During phase one, everything from the flooring to the roof was updated in the house. The home was also extended by 30 square metres to incorporate a large kitchen that flows out to a covered deck.
Keen to avoid over-capitalising, Abbie and Gus invested money wisely in a few key areas. These included installing large sliding doors which connect the kitchen to the deck and can be pushed back completely out of view, and replicating the original rimu ceiling rafters throughout the extension and al fresco area. Abbie says these costlier features were worth the extra expense as they ensure the old and new parts of the house blend seamlessly.
Top of the couple’s kitchen wish list was a large central island. They opted for a three-metre-long bench so there’s plenty of room for friends and family to gather round.
Maximising storage was also essential to keep the space clutter-free. “I tried to design the kitchen so there is a space for absolutely everything. There’s even a cupboard to hang up the kids’ school bags,” says Abbie. Warmth is added to the space through David Trubridge’s Floral ply pendant lights. “If there’s one thing I’d change, it would be to add even more timber to the house,” says Abbie.
Their interiors budget was wiped out during the renovation, so Abbie had to be creative with her styling. She bought a lot of secondhand and budget-friendly items and created some pieces herself. “I love homes that are slowly cultivated over time, so various items tell a story or evoke a memory. I’m happy to let our home evolve as we slowly invest in special pieces or come across things we love,” she says.
Plants and art prints also add interest to the space. “I’m not sure exactly what to call my style,” Abbie says. “I love Byron Bay beach houses – white on white on white, a little boho with a lot of greenery. I’ve had mixed success with keeping plants alive, so many of them are now fake!”
A new career
Abbie loved the process of designing and project managing the renovation so much that after the completion of phase one she launched The Home Maker, a small company which renovates and styles houses for sale. Her first project was ‘The Bach’, a tiny beachside property that she transformed for resale. “It was daunting to take the plunge and back myself, but I have found something that I truly love and ideally want to make into a career,” says Abbie.
Two years after finishing the extension, with another baby added to the family and children now outnumbering bedrooms, Abbie and Gus tackled phase two: transforming the granny flat to make space for teenage son Cass and visiting friends and family.
“We wanted to inject some of the character from the main house into the flat so we decided to leave the trusses open in the studio living area,” says Abbie. “Our builder and plasterer kind of hated me for the fiddly job but agreed the result was worth it.” Panelled doors and wardrobes and a sliding, barn-style door leading to Cass’ bedroom provide additional character. The pitched roof allowed for a small mezzanine furnished with a daybed and TV.
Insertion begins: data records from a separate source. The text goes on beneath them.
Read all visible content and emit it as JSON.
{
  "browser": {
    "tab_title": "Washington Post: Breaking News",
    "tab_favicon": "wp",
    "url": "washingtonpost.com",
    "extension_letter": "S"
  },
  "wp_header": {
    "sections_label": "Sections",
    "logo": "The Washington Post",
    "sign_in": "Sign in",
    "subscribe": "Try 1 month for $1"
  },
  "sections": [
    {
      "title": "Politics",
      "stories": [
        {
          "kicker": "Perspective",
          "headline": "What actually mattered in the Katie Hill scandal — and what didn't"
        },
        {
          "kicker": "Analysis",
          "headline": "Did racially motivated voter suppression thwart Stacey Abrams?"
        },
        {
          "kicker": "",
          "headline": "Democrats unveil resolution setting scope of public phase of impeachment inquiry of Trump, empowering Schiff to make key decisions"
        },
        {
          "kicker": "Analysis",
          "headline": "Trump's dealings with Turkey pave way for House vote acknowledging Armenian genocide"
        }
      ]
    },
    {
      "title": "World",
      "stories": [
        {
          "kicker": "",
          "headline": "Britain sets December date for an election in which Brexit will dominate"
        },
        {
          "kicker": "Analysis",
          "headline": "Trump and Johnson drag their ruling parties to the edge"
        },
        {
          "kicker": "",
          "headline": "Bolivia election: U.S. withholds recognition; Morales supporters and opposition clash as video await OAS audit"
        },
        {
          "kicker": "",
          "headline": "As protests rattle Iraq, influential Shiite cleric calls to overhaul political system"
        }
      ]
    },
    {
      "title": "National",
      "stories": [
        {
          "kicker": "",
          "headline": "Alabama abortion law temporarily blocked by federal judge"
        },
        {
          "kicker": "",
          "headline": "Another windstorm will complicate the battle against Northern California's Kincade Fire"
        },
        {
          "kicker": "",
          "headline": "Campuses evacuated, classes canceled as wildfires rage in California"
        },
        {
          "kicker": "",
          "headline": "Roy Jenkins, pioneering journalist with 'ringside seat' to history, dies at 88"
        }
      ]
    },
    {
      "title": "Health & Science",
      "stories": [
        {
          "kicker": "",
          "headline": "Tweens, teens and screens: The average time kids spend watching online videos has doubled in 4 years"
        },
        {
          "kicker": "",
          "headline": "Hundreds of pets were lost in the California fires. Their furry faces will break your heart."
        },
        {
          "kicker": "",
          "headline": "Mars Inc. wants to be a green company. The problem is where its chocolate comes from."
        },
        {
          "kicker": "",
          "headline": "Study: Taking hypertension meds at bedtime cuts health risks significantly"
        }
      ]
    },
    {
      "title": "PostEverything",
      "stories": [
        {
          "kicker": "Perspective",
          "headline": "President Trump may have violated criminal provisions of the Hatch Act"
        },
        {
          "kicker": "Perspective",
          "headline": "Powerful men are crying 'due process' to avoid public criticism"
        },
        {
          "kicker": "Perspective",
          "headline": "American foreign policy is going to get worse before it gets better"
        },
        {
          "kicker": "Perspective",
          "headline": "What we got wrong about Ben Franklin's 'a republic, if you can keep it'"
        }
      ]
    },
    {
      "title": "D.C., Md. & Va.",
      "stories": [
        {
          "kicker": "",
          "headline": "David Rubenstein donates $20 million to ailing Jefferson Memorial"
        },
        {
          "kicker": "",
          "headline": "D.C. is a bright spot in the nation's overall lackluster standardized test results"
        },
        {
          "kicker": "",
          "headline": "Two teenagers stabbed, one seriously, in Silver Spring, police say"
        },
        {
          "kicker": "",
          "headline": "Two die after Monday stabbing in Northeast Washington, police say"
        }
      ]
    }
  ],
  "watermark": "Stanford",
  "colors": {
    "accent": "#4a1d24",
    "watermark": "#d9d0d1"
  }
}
To bring the space up to a consent-able standard, it had to be ripped back to the framing and have a new concrete floor poured, insulation installed and all plumbing and electrical work redone. It was an exhaustive process, with Gus doing much of it himself, but the outcome was worth the sweat. It’s now a light and spacious studio with a lounge, two bedrooms and a bathroom that Abbie admits has left her a little jealous of her teenage son’s new space.
Plans have a way of changing, and in May 2017 the family moved to Abbie’s home town of Christchurch to be closer to family. “When we renovated we thought this would be our forever home,” says Abbie. “If we magically could have taken it with us back to Christchurch, we would have in a heartbeat.”
Words by: Abbie Herniman. Photography by: Rachel Dobbs.